“The officers asked if she was aware that there was a snake in the container that he had left behind. She was unaware and shocked to find out that a snake was left on her property.
“The City's Nature Conservation Department then arrived and confirmed it was a puff adder which is a highly venomous snake. They removed the snake from the property and took it to a place of safety.
“The circumstances around the possession of the snake will be investigated.”
Freddie Q, a local snake expert, said a puff adder is not child’s play and that people should equip themselves with the necessary tools in case they find themselves in a sticky situation.
“We tried to get hold of law enforcement because we were concerned where they were going to release that snake and we were relieved to hear that it was given to Cape Nature, as it needs to be released not too far from where it was found originally,” he said.
“If people do find snakes, it is best to call law enforcement, the fire brigade who will place them in contact with snake handlers.
“You can also download the app, African Snakebite Institute (ASI) which is free to download. You can see who is close to you in your area who can assist you. There is also the website, which is https://www.africansnakebiteinstitute.com.”
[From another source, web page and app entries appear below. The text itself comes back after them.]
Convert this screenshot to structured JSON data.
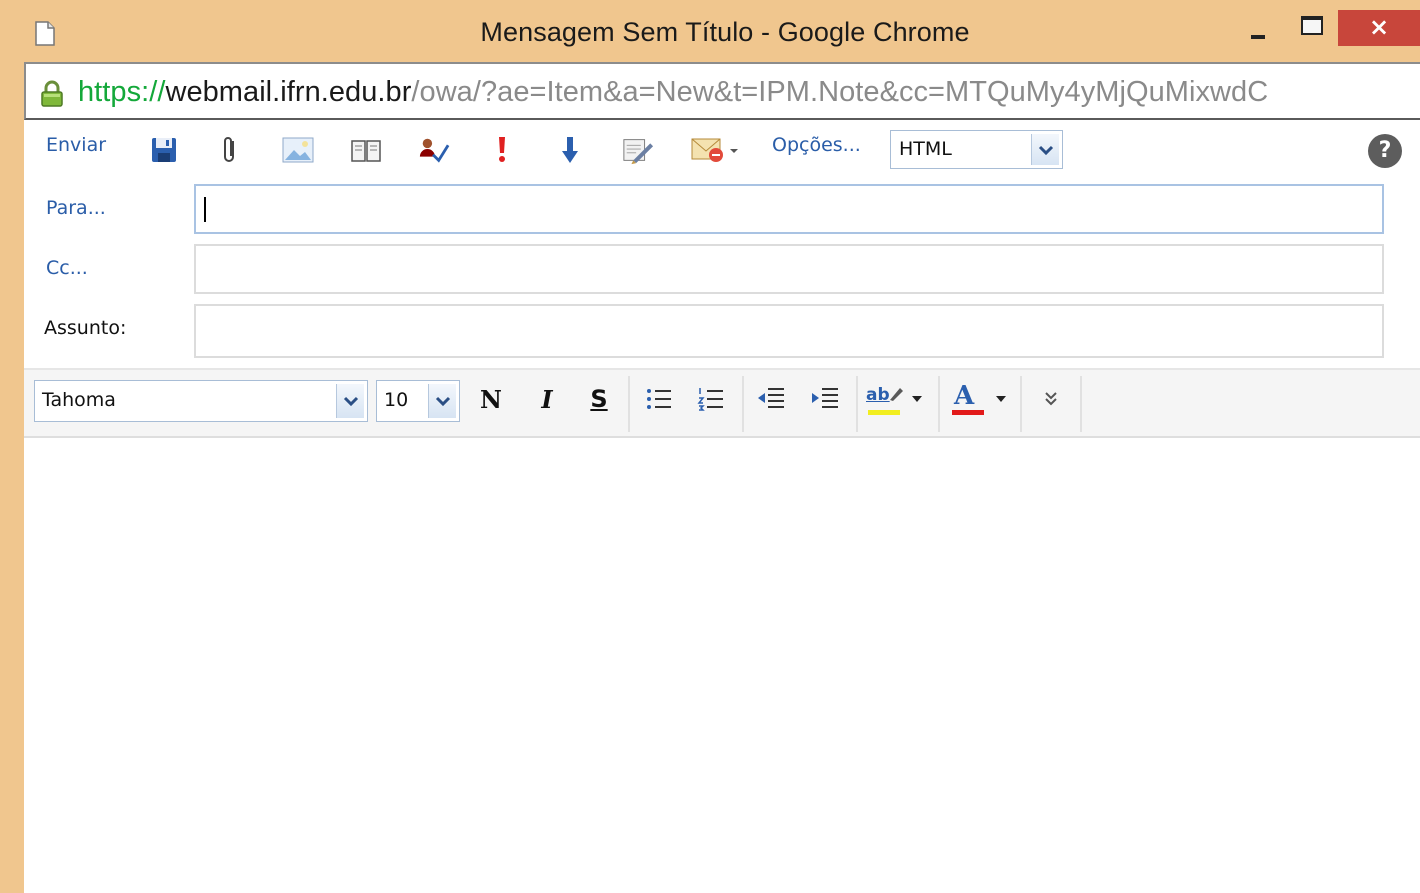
{
  "window": {
    "title": "Mensagem Sem Título - Google Chrome",
    "close_glyph": "×"
  },
  "address": {
    "scheme": "https://",
    "host": "webmail.ifrn.edu.br",
    "path": "/owa/?ae=Item&a=New&t=IPM.Note&cc=MTQuMy4yMjQuMixwdC"
  },
  "toolbar": {
    "send_label": "Enviar",
    "options_label": "Opções...",
    "format_value": "HTML",
    "help_glyph": "?",
    "icons": [
      "save-icon",
      "attach-icon",
      "insert-image-icon",
      "address-book-icon",
      "check-names-icon",
      "high-importance-icon",
      "low-importance-icon",
      "signature-icon",
      "message-flag-icon"
    ]
  },
  "fields": {
    "to_label": "Para...",
    "cc_label": "Cc...",
    "subject_label": "Assunto:",
    "to_value": "",
    "cc_value": "",
    "subject_value": ""
  },
  "format": {
    "font_value": "Tahoma",
    "size_value": "10",
    "bold_label": "N",
    "italic_label": "I",
    "strike_label": "S",
    "highlight_label": "ab",
    "font_color_label": "A",
    "colors": {
      "highlight": "#f2ee1f",
      "font_color": "#e21a1a"
    }
  },
  "colors": {
    "frame": "#f0c68e",
    "link": "#2a5da8",
    "close_button": "#c8463b",
    "url_scheme": "#14a83a"
  }
}
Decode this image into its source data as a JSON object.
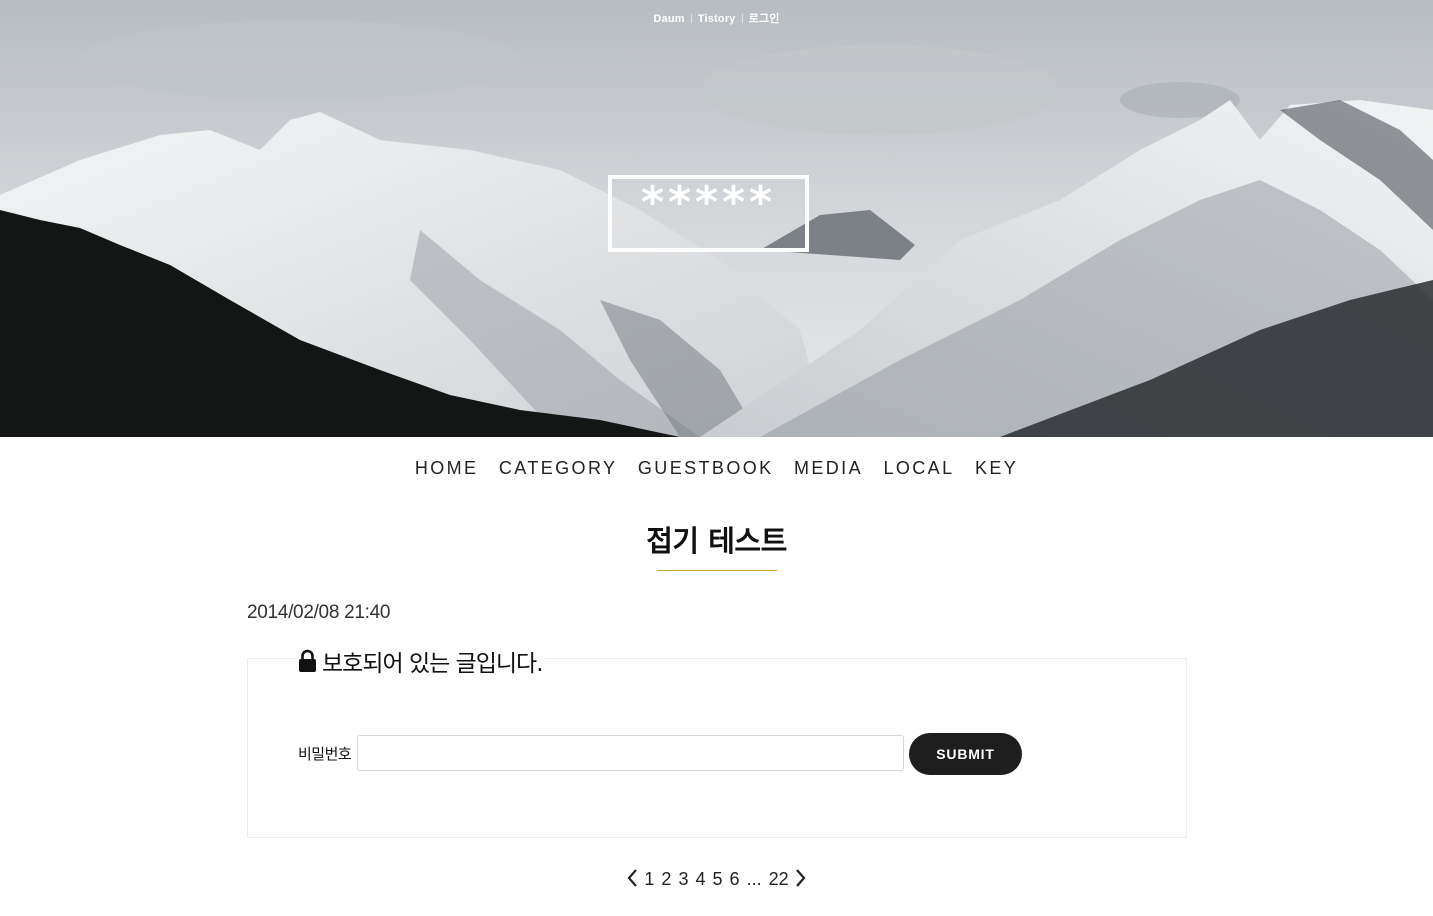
{
  "header": {
    "links": [
      "Daum",
      "Tistory",
      "로그인"
    ],
    "logo_text": "*****"
  },
  "nav": {
    "items": [
      "HOME",
      "CATEGORY",
      "GUESTBOOK",
      "MEDIA",
      "LOCAL",
      "KEY"
    ]
  },
  "post": {
    "title": "접기 테스트",
    "date": "2014/02/08 21:40",
    "protected_message": "보호되어 있는 글입니다.",
    "password_label": "비밀번호",
    "password_value": "",
    "submit_label": "SUBMIT"
  },
  "pagination": {
    "pages": [
      "1",
      "2",
      "3",
      "4",
      "5",
      "6"
    ],
    "ellipsis": "...",
    "last_page": "22"
  },
  "colors": {
    "title_rule": "#c9a227",
    "button_bg": "#1e1e1e"
  },
  "icons": {
    "lock": "lock-icon",
    "prev": "chevron-left-icon",
    "next": "chevron-right-icon"
  }
}
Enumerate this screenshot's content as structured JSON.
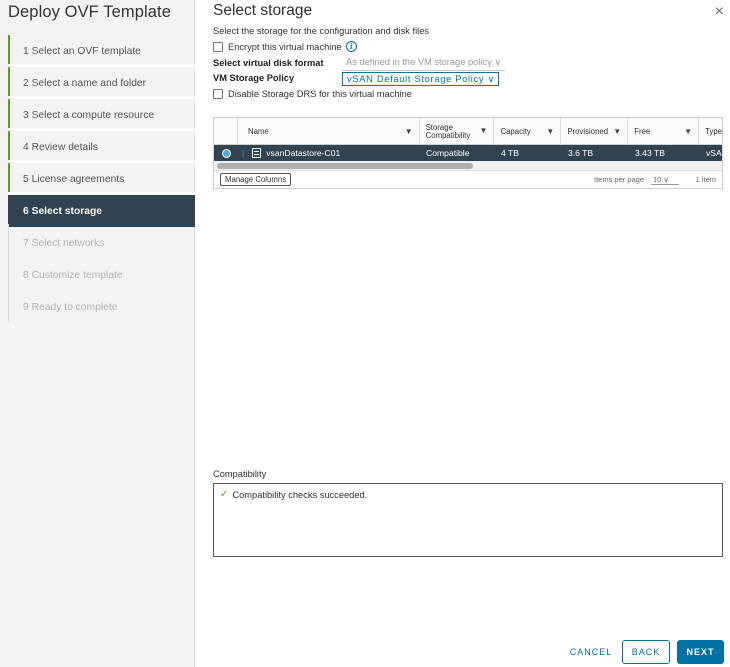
{
  "wizard": {
    "title": "Deploy OVF Template",
    "steps": [
      {
        "label": "1  Select an OVF template",
        "state": "done"
      },
      {
        "label": "2  Select a name and folder",
        "state": "done"
      },
      {
        "label": "3  Select a compute resource",
        "state": "done"
      },
      {
        "label": "4  Review details",
        "state": "done"
      },
      {
        "label": "5  License agreements",
        "state": "done"
      },
      {
        "label": "6  Select storage",
        "state": "active"
      },
      {
        "label": "7  Select networks",
        "state": "pending"
      },
      {
        "label": "8  Customize template",
        "state": "pending"
      },
      {
        "label": "9  Ready to complete",
        "state": "pending"
      }
    ]
  },
  "page": {
    "title": "Select storage",
    "description": "Select the storage for the configuration and disk files",
    "encrypt_label": "Encrypt this virtual machine",
    "disk_format_label": "Select virtual disk format",
    "disk_format_value": "As defined in the VM storage policy ∨",
    "policy_label": "VM Storage Policy",
    "policy_value": "vSAN Default Storage Policy ∨",
    "disable_drs_label": "Disable Storage DRS for this virtual machine"
  },
  "table": {
    "columns": [
      "Name",
      "Storage Compatibility",
      "Capacity",
      "Provisioned",
      "Free",
      "Type"
    ],
    "row": {
      "name": "vsanDatastore-C01",
      "compatibility": "Compatible",
      "capacity": "4 TB",
      "provisioned": "3.6 TB",
      "free": "3.43 TB",
      "type": "vSA"
    },
    "manage_columns_label": "Manage Columns",
    "items_per_page_label": "Items per page",
    "items_per_page_value": "10  ∨",
    "items_count": "1 item"
  },
  "compatibility": {
    "label": "Compatibility",
    "message": "Compatibility checks succeeded."
  },
  "footer": {
    "cancel": "CANCEL",
    "back": "BACK",
    "next": "NEXT"
  },
  "colors": {
    "accent": "#0072a3",
    "active_step_bg": "#314351",
    "done_step_bar": "#5aa220"
  }
}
Dr Carine Marks, director of the Tygerberg Poison Information Centre recently also informed the public of a list of places where help could be found when receiving a snake bite: the Red Cross Children’s Hospital Poisons Information Centre. The public, as well as health workers can contact the Poison Information Helpline of the Western Cape (PIHWC) at 0861 555 777.
If you are more than two hours’ away from medical assistance, respiratory support (e.g., mouth-to-mouth resuscitation) may be necessary.The life-threatening effects of a cytotoxic snake bite (e.g., puff adder) develop late (six to 24 hours). Comforting and reassuring the patient is a very important part of the first aid treatment.
Try to get a good description (or photo) of the snake.
Please note that antivenom should only be administered by trained medical staff in a medical facility.